Phoebe-Lou Adams, in The Atlantic Monthly (copyright © 1978 by The Atlantic Monthly Company, Boston, Mass.; reprinted with permission), February, 1978.
[Sergeant Getúlio is an unusual tale] of a grisly mercenary's fulfillment of a mission to transport a political prisoner despite the armies sent to stop him and even a retraction of his original orders. Employing the thoughts and conversations of Sergeant Getúlio in a stream-of-consciousness style, the story is broken midway with a dialogue. It is at this point, when Getúlio defies the new orders in an attempt to righteously pursue his goal, that he begins to turn from a ghastly, violent figure into a sort of moral hero. The novel, though difficult in style and steeped in violence, is a rewarding vision, touched with sardonic humor, of an age-old conflict. (p. 977)

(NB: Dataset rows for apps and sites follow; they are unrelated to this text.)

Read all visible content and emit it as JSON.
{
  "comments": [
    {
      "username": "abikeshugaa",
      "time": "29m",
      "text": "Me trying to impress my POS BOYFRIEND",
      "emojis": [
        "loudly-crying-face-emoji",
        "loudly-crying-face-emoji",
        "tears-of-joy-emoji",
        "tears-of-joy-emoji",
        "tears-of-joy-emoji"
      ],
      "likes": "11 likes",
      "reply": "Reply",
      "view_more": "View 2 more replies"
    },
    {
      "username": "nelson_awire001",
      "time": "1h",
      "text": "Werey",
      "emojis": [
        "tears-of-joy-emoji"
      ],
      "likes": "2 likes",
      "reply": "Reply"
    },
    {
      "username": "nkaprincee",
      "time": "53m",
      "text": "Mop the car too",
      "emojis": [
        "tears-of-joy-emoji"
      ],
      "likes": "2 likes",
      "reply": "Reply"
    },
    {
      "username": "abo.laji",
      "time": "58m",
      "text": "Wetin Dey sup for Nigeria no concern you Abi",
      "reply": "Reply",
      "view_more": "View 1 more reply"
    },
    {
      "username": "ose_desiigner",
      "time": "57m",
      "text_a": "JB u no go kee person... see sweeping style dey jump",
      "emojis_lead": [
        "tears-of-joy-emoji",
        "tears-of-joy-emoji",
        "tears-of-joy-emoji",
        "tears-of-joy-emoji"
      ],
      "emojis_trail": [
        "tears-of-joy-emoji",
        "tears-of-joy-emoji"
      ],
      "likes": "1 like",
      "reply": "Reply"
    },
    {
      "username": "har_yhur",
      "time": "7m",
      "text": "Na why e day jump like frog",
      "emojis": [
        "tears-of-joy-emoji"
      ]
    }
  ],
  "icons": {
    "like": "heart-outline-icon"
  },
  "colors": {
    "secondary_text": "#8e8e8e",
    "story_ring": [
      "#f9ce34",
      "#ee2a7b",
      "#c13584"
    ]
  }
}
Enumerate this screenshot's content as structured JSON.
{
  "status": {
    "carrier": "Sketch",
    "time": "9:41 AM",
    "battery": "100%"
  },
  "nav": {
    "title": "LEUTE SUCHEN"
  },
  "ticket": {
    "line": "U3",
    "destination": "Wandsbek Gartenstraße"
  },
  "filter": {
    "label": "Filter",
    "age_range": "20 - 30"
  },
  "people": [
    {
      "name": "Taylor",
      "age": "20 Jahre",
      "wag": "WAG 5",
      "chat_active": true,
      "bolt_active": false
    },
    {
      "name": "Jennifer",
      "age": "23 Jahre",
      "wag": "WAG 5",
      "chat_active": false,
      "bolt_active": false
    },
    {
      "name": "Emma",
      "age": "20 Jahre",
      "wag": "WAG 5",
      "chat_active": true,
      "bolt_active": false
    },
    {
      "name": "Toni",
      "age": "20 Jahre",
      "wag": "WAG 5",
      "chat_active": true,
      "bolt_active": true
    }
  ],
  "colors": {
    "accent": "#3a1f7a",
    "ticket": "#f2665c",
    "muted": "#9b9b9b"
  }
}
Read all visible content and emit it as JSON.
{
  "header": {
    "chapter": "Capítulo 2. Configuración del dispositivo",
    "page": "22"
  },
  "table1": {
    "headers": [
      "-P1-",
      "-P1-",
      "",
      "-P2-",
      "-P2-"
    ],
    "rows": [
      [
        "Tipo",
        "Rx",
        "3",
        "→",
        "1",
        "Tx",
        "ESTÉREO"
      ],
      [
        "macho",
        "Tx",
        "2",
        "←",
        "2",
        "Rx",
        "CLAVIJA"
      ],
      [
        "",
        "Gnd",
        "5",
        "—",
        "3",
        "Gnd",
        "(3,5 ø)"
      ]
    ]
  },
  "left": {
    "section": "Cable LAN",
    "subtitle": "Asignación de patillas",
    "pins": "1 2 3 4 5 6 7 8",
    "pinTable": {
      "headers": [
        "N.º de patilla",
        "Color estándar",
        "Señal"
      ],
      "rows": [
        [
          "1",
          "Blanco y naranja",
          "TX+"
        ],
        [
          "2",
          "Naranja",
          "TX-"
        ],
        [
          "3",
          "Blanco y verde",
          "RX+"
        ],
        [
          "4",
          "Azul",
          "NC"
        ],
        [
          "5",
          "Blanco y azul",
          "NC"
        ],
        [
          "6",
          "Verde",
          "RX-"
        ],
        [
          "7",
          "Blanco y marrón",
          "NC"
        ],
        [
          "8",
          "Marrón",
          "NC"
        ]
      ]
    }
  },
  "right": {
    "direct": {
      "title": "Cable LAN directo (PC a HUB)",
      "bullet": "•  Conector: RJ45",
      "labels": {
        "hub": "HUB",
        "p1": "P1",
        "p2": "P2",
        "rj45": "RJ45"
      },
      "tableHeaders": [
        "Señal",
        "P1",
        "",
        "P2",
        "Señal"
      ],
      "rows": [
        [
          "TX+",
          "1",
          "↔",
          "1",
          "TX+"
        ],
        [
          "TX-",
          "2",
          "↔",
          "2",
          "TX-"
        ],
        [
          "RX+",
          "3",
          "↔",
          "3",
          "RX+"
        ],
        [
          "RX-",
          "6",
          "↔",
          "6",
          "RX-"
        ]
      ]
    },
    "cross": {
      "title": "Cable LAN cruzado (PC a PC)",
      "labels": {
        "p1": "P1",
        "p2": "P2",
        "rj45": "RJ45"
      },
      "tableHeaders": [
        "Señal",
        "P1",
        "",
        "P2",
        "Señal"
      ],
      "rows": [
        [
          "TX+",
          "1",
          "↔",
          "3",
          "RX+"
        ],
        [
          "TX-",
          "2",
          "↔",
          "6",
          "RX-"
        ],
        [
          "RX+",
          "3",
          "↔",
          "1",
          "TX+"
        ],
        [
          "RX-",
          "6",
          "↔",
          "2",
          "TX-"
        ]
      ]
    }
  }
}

Booklist (reprinted by permission of the American Library Association; copyright 1978 by the American Library Association), February 15, 1978.